• _Instructions for the task_
Look through the records and copy every line in which "icon" appears.

Dataset rows describing interfaces
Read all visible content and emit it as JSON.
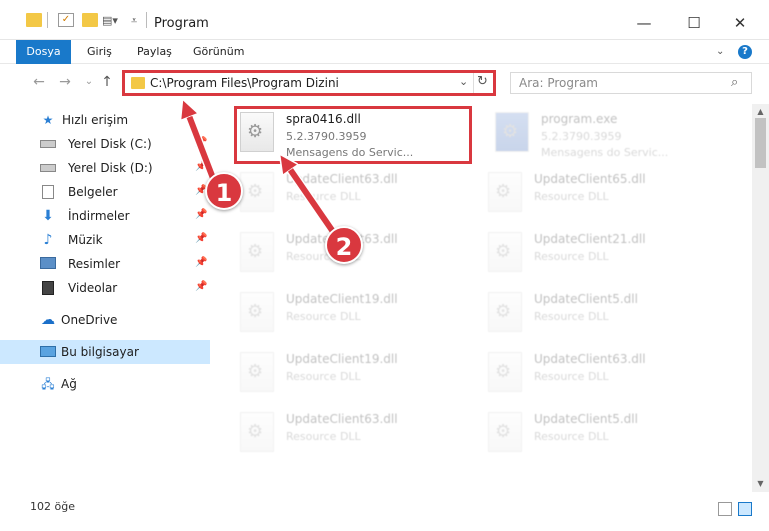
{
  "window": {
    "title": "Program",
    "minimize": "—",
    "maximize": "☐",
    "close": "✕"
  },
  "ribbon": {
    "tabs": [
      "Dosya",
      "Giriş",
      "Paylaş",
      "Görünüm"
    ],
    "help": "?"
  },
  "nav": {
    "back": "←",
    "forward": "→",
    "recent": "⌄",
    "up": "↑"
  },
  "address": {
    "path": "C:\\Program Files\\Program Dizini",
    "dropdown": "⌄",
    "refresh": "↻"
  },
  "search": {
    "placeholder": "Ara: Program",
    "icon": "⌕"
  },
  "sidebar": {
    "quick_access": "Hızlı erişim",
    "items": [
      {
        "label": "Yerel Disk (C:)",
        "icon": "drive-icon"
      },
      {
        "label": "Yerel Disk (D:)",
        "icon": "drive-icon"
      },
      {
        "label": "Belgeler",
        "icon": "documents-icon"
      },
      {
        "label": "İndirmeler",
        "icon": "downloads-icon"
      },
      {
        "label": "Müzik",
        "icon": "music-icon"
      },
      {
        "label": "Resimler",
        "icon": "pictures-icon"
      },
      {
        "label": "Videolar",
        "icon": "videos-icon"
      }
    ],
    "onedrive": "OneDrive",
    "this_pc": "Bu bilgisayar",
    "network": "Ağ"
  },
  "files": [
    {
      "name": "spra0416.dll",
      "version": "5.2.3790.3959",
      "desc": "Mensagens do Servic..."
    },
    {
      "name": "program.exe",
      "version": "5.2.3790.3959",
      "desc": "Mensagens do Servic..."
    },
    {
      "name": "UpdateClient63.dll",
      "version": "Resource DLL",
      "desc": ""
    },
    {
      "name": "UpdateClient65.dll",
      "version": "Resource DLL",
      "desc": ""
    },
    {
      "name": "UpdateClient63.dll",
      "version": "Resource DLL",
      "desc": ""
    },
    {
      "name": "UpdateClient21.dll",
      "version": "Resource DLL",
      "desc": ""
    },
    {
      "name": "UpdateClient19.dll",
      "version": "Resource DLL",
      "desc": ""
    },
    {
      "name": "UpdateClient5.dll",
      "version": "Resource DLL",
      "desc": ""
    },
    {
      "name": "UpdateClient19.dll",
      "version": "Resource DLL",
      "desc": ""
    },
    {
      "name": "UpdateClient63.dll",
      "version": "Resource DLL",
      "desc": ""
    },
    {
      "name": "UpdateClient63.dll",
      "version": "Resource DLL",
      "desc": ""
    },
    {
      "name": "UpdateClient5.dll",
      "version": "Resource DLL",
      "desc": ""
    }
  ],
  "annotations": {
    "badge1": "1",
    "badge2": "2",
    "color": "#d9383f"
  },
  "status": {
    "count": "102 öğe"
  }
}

• _Reply_
    "icon": "⌕"
        "icon": "drive-icon"
        "icon": "drive-icon"
        "icon": "documents-icon"
        "icon": "downloads-icon"
        "icon": "music-icon"
        "icon": "pictures-icon"
        "icon": "videos-icon"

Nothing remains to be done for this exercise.